- **EXERCISE OBJECTIVE**:
Set it all down exactly, every record and every line.

- **EXERCISE INPUT**:
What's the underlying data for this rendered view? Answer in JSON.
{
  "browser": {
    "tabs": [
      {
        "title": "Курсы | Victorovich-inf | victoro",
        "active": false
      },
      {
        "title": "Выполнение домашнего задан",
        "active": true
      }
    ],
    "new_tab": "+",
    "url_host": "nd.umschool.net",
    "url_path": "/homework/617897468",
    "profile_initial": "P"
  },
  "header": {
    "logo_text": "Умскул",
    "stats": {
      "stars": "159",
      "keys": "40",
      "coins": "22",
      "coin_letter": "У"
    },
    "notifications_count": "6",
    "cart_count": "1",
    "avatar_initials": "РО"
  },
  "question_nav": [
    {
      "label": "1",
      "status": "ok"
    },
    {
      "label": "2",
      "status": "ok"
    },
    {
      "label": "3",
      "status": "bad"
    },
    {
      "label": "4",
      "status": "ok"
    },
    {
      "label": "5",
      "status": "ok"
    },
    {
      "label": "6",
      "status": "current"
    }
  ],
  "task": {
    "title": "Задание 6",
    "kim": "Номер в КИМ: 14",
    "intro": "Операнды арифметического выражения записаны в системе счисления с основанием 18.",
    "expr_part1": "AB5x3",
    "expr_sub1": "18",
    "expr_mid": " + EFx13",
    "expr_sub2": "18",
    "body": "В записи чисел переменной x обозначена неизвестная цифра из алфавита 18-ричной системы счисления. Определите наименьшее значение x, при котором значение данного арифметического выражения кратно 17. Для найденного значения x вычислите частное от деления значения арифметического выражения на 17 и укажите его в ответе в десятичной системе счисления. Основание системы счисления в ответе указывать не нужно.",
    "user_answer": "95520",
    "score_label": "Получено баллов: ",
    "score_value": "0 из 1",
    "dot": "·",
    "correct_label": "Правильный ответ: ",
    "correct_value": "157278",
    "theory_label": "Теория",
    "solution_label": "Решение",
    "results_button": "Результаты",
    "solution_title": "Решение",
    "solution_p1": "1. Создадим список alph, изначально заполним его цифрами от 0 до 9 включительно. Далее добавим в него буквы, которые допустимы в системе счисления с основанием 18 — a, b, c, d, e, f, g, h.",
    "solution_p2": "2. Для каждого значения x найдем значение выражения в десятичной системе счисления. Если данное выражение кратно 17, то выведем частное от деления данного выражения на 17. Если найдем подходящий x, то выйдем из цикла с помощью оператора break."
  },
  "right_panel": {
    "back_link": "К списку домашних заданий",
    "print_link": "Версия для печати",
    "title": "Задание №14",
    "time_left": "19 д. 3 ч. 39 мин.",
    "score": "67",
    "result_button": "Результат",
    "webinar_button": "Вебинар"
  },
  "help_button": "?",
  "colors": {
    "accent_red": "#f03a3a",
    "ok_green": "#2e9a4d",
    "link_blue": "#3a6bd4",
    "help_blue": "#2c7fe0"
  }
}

- **REPLY TO THE TASK**:
What's the underlying data for this rendered view? Answer in JSON.
{
  "browser": {
    "tabs": [
      {
        "title": "Курсы | Victorovich-inf | victoro",
        "active": false
      },
      {
        "title": "Выполнение домашнего задан",
        "active": true
      }
    ],
    "new_tab": "+",
    "url_host": "nd.umschool.net",
    "url_path": "/homework/617897468",
    "profile_initial": "P"
  },
  "header": {
    "logo_text": "Умскул",
    "stats": {
      "stars": "159",
      "keys": "40",
      "coins": "22",
      "coin_letter": "У"
    },
    "notifications_count": "6",
    "cart_count": "1",
    "avatar_initials": "РО"
  },
  "question_nav": [
    {
      "label": "1",
      "status": "ok"
    },
    {
      "label": "2",
      "status": "ok"
    },
    {
      "label": "3",
      "status": "bad"
    },
    {
      "label": "4",
      "status": "ok"
    },
    {
      "label": "5",
      "status": "ok"
    },
    {
      "label": "6",
      "status": "current"
    }
  ],
  "task": {
    "title": "Задание 6",
    "kim": "Номер в КИМ: 14",
    "intro": "Операнды арифметического выражения записаны в системе счисления с основанием 18.",
    "expr_part1": "AB5x3",
    "expr_sub1": "18",
    "expr_mid": " + EFx13",
    "expr_sub2": "18",
    "body": "В записи чисел переменной x обозначена неизвестная цифра из алфавита 18-ричной системы счисления. Определите наименьшее значение x, при котором значение данного арифметического выражения кратно 17. Для найденного значения x вычислите частное от деления значения арифметического выражения на 17 и укажите его в ответе в десятичной системе счисления. Основание системы счисления в ответе указывать не нужно.",
    "user_answer": "95520",
    "score_label": "Получено баллов: ",
    "score_value": "0 из 1",
    "dot": "·",
    "correct_label": "Правильный ответ: ",
    "correct_value": "157278",
    "theory_label": "Теория",
    "solution_label": "Решение",
    "results_button": "Результаты",
    "solution_title": "Решение",
    "solution_p1": "1. Создадим список alph, изначально заполним его цифрами от 0 до 9 включительно. Далее добавим в него буквы, которые допустимы в системе счисления с основанием 18 — a, b, c, d, e, f, g, h.",
    "solution_p2": "2. Для каждого значения x найдем значение выражения в десятичной системе счисления. Если данное выражение кратно 17, то выведем частное от деления данного выражения на 17. Если найдем подходящий x, то выйдем из цикла с помощью оператора break."
  },
  "right_panel": {
    "back_link": "К списку домашних заданий",
    "print_link": "Версия для печати",
    "title": "Задание №14",
    "time_left": "19 д. 3 ч. 39 мин.",
    "score": "67",
    "result_button": "Результат",
    "webinar_button": "Вебинар"
  },
  "help_button": "?",
  "colors": {
    "accent_red": "#f03a3a",
    "ok_green": "#2e9a4d",
    "link_blue": "#3a6bd4",
    "help_blue": "#2c7fe0"
  }
}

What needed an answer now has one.